You can't just materialize anywhere in the Metaverse, like Captain Kirk beaming down from on high. This would be confusing and irritating to the people around you. (5.5)
There are rules in the Metaverse governing how virtual reality works. Sometimes you can bend them (especially if you're a hacker), but other rules are like gravity, which means they're pretty darn hard to work around.
Feds don't smoke. Feds generally don't overeat. The health plan is very specific, contains major incentives, get too heavy or wheezy and, no one says anything about it—which would be rude—but you feel a definite pressure, a sense of not fitting in, as you walk across the sea of desks, eyes glance up to follow you, estimating the mass of your saddlebags (37.4)
The worst kinds of rules are the ones we internalize: social pressure and shame, two powerful tactics, which the Feds utilize to keep everyone healthy enough for health insurance purposes.
"L. Bob Rife has taken xenoglossia and perfected it, turned it into a science. He can control these people by grafting radio receivers into their skulls, broadcasting instructions—me—directly into their brainstems." (57.6-7)
The ultimate in control: being able to transmit orders and directions straight into people's heads. No wonder Rife is such a scary villain.
MetaCops aren't allowed to lean against their Unit—makes them look lazy and weak. (6.8)
It seems like rules are intended to help keep up appearances a lot of the time. It'd be nice if the MetaCops had more rules that governed, oh, say, the safety of their charges.
"They adhered to a strong legalistic version of the religion; to them, the Law was everything. Clearly, Jesus was a threat to them because he was proposing, in effect, to do away with the Law." (27.52)
The Librarian's explanations of the Pharisees (a group of Jews from the time of Christ) emphasizes how rules-oriented they were. In order to make sure your religion survives, a strong focus on rules isn't necessarily a bad thing. Just make sure they're good rules, you know?
She pauses to admire her work for a few seconds while Mom just flames off all kinds of weird emotion. What are you doing in that uniform? Didn't I tell you not to ride your skateboard on a real street? You're not supposed to throw things in the house. (34.93)
Rules don't seem to have much of an effect on Y.T. Seeing how orderly her mom is (working for the Feds and all that), it's no surprise that conflict arises between the two of them. Some family therapist is going to make bank someday trying to repair their relationship.

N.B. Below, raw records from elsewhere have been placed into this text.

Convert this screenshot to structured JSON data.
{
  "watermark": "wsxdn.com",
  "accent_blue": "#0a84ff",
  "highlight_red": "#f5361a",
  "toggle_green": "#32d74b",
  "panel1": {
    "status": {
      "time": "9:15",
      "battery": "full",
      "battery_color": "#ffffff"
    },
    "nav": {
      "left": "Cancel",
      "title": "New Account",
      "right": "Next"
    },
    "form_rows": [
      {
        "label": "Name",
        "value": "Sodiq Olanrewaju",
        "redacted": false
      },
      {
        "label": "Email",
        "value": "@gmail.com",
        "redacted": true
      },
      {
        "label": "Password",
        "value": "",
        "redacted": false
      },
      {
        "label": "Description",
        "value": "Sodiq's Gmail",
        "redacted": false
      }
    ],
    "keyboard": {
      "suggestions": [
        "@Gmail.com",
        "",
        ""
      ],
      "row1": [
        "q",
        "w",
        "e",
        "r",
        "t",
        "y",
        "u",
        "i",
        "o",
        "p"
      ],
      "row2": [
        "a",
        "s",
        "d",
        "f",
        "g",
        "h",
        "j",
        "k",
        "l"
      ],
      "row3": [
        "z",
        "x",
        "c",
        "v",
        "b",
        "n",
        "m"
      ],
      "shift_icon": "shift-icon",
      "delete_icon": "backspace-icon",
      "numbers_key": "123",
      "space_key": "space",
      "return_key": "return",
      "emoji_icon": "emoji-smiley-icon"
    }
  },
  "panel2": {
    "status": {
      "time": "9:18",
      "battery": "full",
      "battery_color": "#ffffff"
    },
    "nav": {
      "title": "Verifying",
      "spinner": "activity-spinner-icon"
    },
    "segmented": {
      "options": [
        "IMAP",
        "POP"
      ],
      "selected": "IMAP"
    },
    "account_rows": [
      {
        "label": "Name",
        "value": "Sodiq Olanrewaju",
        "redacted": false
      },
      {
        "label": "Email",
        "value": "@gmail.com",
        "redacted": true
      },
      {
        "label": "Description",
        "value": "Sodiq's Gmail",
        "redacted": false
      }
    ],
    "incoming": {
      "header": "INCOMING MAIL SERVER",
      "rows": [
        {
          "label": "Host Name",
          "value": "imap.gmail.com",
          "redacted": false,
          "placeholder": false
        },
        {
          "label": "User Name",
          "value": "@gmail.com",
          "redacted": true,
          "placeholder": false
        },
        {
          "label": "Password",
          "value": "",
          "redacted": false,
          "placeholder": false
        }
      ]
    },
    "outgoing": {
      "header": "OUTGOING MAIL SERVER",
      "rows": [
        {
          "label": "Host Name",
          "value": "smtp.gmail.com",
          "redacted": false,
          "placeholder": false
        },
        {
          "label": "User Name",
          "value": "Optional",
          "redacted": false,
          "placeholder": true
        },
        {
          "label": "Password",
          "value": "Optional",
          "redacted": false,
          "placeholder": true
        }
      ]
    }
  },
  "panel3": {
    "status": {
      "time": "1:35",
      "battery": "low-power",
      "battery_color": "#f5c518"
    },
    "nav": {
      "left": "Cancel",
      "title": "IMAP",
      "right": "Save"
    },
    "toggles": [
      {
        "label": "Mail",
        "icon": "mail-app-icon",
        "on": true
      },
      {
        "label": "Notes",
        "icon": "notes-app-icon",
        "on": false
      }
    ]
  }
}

When Hiro learned how to do this, way back fifteen years ago, a hacker could sit down and write an entire piece of software by himself. Now, that's no longer possible. Software comes out of factories, and hackers are, to a greater or lesser extent, assembly-line workers. (5.17)
To an independent thinker like Hiro, writing software for The Man is the basically the worst thing ever. You have to wear a suit to work, show up on time, and follow all sorts of stupid rules. No wonder Hiro is—shall we say it politely?—underemployed.
"You know that funny-looking sidecar that Raven has on his Harley? Well, it's a hydrogen bomb, man […] If Raven dies, the bomb goes off. So when Raven comes into town, we do everything in our power to make the man feel welcome." (20.46)
Don't like the rules? Write your own. If you're sufficiently powerful or intimidating, that shouldn't be a problem. Don't ask us where to find your own nuke, though.
"Look," he says, "I'm sorry for reminding you of this, but if we still had laws, the Mafia would be a criminal organization." (33.16)
This is cheery: There's no way to tell who's a criminal or not, because there aren't nation-wide laws to break anymore.
As part of Mr. Lee's good neighbor policy, all Rat Things are programmed never to break the sound barrier in a populated area. But Fido's in too much of a hurry to worry about the good neighbor policy. Jack the sound barrier. Bring the noise. (65.48)
Fido runs to Y.T.'s rescue, totally breaking his programming in the process. That's a neat message, if you think about it: Rules are not match for loyalty and love.